After the press conference, I asked about the contributions of still-active Carona PSR millionaire cronies such as real-estate developer Michael Harrah and the father-son team of Hadi and Paul Makarechian, major GOP contributors and owners of the St. Regis Resort in Dana Point.
For the past three years, it’s been Lieutenant Tom Slayton’s task to clean up the PSR program. He’s done a fine job, and he wasn’t defensive about my inquiry. Slayton gave me in-depth answers about Harrah (0 hours of service since 2005); Paul Makarechian (never gave a minute to the program); and his father, Hadi (468 hours since 2005 by donating use of his private jet).
Does inactivity raise questions about a member’s intentions?
“I don’t see a downside to keeping a lot of backups,” Slayton told me. “Now that the badge issue is gone, the controversy should be gone. These people are here to volunteer their time, nothing more.”
HUMORLESS SANCHEZ FRETS OBAMA ZINGER

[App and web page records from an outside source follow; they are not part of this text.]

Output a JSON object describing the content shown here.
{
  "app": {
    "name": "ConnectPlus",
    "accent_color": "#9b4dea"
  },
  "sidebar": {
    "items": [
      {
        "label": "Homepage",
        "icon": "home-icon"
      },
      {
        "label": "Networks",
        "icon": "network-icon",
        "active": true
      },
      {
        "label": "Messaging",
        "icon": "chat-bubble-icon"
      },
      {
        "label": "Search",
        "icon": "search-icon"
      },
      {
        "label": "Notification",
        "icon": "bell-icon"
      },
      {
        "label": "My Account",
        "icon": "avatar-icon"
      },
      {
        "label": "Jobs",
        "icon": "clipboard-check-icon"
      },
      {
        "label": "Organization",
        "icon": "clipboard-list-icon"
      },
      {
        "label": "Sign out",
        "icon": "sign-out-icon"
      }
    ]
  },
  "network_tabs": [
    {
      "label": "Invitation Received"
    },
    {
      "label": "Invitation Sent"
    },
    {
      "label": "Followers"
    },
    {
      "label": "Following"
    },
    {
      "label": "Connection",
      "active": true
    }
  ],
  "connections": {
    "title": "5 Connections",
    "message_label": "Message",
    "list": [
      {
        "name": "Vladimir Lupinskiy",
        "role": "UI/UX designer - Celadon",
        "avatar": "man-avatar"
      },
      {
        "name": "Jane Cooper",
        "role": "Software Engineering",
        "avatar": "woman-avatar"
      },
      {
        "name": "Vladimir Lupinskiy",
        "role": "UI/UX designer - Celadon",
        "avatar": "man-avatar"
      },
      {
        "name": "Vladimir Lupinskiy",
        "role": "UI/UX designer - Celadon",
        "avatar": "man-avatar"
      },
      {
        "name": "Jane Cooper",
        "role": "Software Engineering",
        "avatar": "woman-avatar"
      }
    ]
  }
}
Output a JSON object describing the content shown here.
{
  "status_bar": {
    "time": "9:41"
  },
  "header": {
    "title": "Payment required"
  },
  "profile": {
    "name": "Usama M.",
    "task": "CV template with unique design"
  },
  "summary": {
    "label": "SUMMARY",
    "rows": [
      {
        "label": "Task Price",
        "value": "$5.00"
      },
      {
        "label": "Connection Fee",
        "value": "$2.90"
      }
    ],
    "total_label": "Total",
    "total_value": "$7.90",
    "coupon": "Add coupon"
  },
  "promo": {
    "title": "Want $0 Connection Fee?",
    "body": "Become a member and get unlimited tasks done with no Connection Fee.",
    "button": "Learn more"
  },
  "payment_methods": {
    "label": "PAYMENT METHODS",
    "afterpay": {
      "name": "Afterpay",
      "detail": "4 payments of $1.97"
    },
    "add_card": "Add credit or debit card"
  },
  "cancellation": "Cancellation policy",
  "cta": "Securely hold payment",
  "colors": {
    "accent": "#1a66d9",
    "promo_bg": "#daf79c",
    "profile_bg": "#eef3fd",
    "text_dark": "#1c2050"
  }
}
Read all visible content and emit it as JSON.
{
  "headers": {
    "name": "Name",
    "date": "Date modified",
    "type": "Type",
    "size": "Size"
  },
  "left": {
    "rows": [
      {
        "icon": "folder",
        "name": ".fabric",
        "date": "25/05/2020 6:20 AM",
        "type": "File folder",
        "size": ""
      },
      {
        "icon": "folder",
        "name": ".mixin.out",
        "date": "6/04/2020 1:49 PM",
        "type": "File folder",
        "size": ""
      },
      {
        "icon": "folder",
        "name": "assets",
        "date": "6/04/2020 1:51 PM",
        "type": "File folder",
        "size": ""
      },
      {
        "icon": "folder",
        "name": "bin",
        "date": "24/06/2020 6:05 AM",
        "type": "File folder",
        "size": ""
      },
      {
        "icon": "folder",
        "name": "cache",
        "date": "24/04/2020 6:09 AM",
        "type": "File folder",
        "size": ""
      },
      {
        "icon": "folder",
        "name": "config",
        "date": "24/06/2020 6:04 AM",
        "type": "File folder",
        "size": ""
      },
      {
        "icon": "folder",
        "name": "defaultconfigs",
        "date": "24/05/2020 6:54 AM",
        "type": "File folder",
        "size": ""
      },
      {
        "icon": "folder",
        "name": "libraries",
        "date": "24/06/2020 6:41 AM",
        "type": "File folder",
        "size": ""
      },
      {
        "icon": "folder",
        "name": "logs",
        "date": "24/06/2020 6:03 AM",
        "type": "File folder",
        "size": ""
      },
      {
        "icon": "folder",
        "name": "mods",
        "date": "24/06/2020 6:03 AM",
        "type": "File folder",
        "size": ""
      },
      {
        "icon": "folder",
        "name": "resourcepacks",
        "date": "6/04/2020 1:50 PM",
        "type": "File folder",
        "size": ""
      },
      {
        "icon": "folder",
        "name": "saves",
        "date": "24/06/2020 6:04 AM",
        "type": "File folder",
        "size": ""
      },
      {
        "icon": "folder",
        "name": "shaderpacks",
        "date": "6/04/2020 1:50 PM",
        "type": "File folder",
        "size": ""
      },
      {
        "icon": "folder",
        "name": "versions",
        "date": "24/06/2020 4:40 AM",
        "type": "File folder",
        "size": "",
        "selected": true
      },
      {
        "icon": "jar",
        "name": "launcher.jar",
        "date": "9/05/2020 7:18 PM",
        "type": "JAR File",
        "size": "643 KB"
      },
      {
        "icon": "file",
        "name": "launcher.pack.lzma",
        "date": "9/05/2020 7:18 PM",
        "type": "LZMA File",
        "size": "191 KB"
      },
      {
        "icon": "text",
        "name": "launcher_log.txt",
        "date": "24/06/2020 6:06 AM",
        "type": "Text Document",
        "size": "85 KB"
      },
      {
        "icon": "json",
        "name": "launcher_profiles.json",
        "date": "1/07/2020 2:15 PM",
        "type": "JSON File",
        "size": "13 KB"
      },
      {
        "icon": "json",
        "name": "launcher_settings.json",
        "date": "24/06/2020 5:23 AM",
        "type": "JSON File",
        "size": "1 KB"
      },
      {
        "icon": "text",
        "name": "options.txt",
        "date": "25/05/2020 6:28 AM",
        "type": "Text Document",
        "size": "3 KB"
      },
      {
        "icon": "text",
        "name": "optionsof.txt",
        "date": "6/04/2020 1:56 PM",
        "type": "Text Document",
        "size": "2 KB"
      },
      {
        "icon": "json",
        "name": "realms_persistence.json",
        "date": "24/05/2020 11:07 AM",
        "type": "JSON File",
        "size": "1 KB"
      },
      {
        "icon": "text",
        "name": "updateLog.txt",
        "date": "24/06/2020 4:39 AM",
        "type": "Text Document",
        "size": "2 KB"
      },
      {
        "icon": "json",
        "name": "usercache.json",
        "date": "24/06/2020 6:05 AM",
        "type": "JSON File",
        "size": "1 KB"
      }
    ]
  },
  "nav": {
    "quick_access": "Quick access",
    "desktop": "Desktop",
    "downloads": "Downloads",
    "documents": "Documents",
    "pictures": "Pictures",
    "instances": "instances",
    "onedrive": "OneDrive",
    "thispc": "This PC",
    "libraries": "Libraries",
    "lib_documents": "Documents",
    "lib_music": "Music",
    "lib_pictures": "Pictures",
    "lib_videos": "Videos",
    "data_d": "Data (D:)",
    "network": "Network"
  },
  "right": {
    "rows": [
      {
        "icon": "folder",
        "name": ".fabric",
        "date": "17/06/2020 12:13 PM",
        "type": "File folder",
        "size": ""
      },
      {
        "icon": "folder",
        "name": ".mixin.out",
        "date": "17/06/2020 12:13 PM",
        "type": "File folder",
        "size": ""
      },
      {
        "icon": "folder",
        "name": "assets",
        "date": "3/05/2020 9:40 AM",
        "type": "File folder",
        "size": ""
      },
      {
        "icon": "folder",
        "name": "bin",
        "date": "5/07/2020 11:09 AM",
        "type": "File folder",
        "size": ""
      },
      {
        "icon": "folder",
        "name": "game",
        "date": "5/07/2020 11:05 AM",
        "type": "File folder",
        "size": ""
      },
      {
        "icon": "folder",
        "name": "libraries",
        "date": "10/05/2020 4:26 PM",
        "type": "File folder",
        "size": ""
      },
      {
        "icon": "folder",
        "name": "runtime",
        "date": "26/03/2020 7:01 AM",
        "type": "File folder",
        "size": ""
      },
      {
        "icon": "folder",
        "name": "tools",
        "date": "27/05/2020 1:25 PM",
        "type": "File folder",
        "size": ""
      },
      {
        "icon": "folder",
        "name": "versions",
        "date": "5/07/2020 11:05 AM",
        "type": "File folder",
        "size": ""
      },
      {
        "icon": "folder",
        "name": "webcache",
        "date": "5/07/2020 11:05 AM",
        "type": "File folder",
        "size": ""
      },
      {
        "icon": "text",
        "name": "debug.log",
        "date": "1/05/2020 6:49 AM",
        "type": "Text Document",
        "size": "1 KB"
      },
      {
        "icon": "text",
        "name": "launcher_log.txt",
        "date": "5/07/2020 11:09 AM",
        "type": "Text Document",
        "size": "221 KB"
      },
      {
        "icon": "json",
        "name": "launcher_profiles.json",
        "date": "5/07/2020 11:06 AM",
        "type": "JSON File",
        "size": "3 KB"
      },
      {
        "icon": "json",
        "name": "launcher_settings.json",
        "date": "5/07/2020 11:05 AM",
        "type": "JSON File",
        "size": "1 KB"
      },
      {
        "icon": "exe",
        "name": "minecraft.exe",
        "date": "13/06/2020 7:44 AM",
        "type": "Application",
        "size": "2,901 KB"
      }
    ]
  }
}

A still-whining Representative Loretta Sanchez, a backer of Hillary Clinton’s losing presidential campaign, told Politico.com before the Denver convention that Clinton supporters have “encountered a disconnect” with Barack Obama’s staff.